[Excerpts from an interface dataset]
* * * * * * *
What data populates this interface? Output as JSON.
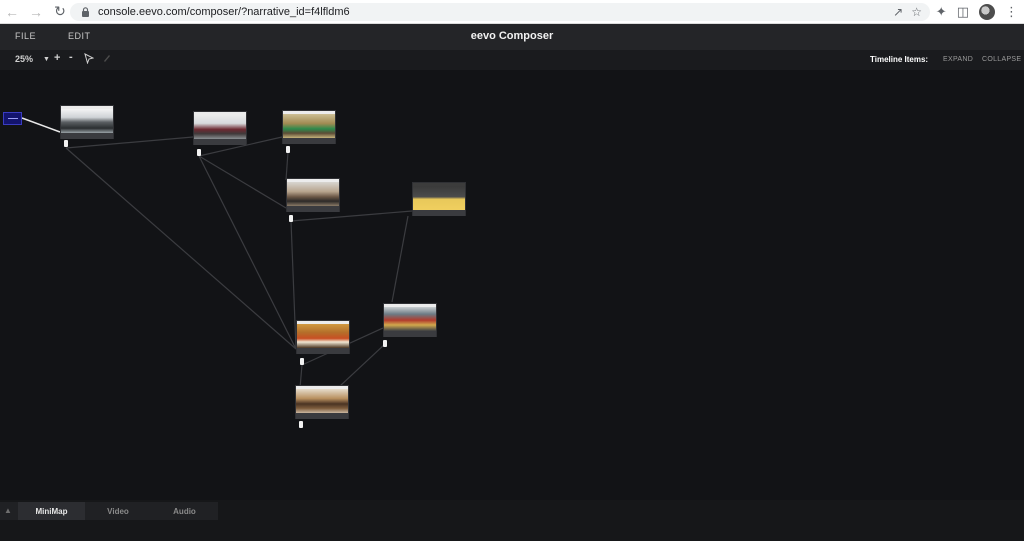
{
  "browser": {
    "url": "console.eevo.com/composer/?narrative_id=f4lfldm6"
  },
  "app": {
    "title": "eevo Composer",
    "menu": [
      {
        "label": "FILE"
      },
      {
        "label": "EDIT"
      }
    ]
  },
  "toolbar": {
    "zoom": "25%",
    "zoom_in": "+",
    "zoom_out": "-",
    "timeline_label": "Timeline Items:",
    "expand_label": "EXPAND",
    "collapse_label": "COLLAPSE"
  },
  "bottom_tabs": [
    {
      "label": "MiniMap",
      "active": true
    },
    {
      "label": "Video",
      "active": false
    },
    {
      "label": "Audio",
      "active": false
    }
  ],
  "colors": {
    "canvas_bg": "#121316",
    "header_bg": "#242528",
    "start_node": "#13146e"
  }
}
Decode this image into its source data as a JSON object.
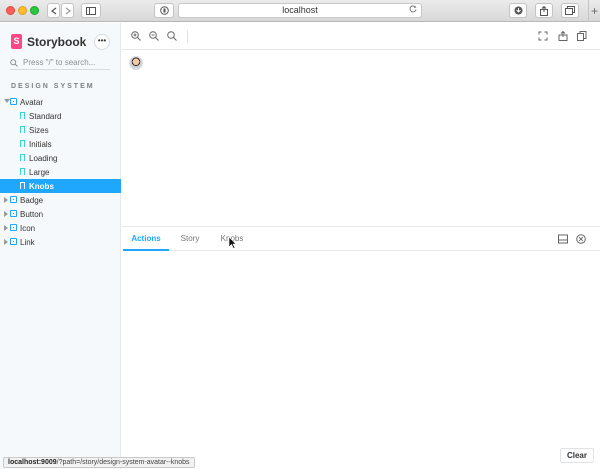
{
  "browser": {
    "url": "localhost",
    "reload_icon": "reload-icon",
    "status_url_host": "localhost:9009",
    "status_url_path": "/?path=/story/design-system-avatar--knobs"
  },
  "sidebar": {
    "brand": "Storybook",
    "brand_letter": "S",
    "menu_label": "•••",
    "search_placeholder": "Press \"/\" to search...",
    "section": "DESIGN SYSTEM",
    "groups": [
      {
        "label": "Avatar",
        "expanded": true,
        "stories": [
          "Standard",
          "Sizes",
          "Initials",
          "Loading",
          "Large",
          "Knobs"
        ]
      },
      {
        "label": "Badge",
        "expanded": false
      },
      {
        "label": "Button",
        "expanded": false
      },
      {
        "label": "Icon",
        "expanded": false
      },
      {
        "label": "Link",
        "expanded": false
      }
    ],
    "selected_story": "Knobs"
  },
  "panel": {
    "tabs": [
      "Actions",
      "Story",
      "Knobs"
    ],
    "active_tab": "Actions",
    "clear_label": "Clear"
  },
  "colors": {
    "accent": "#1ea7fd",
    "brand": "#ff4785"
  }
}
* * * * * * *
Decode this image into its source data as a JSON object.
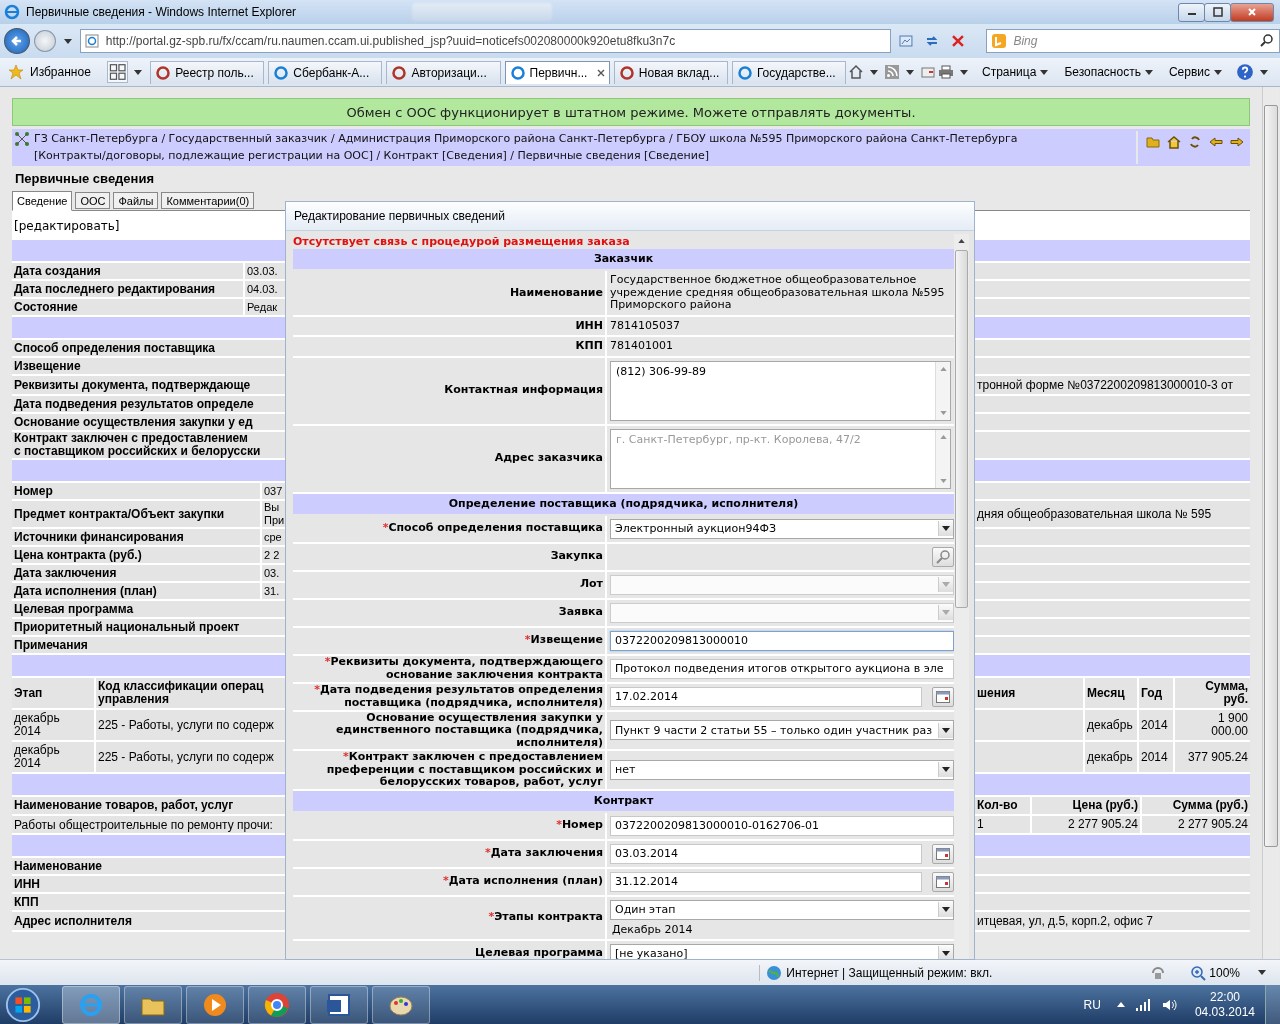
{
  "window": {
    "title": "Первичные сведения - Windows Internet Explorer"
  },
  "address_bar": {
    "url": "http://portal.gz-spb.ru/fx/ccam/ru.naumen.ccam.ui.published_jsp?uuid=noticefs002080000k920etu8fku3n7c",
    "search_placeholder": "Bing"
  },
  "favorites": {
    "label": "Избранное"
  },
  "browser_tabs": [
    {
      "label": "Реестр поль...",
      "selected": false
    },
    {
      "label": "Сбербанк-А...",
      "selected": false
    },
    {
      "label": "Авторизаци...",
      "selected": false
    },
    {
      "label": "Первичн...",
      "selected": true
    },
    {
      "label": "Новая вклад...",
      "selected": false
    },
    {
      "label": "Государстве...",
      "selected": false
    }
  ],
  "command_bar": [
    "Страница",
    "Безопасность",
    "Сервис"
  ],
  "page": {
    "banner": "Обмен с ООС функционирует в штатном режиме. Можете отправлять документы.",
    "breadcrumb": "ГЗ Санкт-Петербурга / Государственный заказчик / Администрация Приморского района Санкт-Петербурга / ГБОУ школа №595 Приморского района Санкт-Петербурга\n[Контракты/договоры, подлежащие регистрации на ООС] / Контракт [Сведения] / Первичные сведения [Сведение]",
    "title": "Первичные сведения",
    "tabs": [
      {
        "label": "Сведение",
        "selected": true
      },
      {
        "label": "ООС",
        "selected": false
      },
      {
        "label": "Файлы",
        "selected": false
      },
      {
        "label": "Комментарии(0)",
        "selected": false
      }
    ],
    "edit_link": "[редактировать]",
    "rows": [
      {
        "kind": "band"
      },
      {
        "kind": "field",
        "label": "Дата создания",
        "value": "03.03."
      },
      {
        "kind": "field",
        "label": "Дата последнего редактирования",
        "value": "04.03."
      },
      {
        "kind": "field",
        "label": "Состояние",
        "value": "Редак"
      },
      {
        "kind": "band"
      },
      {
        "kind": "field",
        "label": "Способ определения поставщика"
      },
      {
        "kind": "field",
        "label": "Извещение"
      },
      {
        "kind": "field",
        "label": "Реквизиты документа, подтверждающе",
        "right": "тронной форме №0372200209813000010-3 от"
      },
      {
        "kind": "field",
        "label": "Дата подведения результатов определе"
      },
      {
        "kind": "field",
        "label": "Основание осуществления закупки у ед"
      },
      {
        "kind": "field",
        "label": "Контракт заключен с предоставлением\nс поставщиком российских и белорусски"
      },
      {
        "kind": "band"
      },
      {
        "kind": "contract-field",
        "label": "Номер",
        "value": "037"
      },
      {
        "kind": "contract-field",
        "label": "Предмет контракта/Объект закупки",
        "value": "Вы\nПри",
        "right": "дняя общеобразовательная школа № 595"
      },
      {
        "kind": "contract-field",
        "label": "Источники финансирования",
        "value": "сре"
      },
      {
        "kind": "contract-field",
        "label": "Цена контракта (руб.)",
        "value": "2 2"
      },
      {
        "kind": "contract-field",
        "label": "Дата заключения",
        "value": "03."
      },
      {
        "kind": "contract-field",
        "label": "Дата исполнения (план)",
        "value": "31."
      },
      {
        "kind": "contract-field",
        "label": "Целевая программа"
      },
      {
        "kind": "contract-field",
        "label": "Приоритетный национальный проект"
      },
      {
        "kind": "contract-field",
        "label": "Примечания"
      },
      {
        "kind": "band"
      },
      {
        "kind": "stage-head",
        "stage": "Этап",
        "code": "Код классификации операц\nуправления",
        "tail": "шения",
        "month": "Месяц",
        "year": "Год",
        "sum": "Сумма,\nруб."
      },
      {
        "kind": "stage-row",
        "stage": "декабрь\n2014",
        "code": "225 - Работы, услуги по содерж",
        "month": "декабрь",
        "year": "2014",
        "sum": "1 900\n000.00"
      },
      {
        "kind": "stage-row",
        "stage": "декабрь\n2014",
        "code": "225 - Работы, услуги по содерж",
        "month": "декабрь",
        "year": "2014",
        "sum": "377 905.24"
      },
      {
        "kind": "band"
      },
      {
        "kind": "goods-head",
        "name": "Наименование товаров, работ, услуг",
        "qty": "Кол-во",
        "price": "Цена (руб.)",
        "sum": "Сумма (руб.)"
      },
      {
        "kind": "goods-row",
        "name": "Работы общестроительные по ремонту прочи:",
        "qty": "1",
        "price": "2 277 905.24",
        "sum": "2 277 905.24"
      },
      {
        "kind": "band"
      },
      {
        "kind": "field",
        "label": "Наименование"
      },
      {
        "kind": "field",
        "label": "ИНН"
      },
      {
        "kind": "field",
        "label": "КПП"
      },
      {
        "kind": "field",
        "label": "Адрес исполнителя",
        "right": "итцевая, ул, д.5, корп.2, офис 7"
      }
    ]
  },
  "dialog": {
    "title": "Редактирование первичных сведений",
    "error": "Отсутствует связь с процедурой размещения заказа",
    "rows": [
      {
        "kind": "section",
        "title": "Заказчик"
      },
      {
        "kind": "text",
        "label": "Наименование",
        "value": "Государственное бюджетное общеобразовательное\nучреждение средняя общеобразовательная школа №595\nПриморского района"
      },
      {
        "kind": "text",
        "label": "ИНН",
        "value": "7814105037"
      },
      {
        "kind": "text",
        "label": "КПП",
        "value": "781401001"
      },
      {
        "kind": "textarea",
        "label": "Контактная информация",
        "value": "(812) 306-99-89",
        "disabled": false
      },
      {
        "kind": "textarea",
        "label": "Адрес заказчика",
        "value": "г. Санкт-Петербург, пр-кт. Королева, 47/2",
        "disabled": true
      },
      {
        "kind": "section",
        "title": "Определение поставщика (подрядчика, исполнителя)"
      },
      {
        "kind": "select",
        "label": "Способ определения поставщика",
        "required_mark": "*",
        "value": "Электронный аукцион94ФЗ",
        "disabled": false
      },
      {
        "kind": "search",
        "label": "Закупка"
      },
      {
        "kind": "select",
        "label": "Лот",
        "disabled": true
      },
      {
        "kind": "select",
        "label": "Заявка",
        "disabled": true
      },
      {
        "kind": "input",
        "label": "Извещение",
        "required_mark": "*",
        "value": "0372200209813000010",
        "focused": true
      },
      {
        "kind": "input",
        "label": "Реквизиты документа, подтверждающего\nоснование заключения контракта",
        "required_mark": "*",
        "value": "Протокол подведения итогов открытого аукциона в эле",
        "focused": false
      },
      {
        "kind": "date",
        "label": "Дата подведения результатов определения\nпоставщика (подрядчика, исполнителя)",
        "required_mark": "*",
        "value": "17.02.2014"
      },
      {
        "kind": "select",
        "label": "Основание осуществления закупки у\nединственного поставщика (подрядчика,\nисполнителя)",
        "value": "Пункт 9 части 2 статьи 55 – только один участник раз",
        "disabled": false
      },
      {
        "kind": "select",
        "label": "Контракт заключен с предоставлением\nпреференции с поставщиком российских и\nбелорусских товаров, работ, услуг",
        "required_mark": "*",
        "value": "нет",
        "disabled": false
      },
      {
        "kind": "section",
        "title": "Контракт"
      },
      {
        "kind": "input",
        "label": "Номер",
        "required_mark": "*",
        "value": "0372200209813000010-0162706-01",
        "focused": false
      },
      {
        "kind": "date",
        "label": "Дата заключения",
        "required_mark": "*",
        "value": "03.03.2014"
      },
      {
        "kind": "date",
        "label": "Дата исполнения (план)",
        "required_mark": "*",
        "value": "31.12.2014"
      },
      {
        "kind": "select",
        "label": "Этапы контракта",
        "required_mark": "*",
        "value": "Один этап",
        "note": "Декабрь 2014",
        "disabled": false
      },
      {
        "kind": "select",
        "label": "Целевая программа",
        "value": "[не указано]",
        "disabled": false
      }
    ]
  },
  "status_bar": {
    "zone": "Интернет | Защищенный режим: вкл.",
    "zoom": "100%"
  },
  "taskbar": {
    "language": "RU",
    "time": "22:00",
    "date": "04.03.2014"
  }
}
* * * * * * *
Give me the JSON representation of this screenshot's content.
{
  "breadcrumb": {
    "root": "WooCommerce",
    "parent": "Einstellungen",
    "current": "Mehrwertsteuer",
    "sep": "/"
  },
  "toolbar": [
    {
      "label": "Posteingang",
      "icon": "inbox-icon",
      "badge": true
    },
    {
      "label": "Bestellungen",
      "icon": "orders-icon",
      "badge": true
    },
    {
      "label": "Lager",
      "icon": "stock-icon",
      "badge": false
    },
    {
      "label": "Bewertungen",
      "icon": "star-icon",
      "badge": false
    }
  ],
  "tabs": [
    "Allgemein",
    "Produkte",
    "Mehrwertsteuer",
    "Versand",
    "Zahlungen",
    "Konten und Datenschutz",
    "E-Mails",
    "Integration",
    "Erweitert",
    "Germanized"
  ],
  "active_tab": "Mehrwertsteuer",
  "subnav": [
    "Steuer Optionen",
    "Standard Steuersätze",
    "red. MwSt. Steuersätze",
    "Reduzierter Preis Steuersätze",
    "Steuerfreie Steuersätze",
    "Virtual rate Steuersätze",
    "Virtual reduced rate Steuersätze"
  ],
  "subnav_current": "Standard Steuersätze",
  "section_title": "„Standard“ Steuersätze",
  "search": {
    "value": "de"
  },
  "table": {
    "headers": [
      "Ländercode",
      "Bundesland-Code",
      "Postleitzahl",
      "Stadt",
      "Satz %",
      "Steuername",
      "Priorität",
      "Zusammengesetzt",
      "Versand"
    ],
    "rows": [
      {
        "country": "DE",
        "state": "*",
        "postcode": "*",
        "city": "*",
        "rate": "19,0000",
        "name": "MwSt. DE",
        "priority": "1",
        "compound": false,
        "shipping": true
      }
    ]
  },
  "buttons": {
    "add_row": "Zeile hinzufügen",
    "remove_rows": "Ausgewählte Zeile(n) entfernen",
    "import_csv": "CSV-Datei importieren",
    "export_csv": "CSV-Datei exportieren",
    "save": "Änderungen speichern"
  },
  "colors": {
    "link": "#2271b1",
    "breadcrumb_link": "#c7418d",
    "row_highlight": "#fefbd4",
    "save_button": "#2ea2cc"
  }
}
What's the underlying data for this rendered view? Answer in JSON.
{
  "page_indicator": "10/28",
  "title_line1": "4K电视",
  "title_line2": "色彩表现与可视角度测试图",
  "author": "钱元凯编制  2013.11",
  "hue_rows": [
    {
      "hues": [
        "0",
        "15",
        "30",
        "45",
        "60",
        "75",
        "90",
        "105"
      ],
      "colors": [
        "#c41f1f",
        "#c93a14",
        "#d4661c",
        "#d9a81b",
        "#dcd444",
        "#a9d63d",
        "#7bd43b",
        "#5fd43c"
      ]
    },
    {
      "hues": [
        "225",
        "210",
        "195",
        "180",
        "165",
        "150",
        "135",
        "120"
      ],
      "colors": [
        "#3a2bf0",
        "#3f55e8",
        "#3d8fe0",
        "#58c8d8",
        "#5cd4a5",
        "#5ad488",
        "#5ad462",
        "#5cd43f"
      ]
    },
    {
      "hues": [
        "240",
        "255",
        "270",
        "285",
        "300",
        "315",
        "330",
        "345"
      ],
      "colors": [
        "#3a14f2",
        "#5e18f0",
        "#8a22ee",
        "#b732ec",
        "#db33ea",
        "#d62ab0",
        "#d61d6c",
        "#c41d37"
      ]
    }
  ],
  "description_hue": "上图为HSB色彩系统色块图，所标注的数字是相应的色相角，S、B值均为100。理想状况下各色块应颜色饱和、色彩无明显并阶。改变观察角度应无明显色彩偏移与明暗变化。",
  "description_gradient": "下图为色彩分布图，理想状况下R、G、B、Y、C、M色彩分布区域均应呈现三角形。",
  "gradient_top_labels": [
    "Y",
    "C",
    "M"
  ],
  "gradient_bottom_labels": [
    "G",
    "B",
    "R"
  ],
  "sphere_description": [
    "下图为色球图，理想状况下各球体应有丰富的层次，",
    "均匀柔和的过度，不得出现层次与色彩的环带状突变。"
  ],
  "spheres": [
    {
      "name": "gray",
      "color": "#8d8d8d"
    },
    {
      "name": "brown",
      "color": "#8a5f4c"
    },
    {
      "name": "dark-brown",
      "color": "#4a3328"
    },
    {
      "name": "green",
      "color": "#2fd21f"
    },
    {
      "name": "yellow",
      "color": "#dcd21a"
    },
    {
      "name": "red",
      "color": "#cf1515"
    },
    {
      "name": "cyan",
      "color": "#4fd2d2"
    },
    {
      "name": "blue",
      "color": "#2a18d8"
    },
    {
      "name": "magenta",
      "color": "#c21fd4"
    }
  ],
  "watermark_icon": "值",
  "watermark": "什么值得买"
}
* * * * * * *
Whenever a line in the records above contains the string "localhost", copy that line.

- [Response area]
    "url": "localhost",
    "status_url_host": "localhost:9009",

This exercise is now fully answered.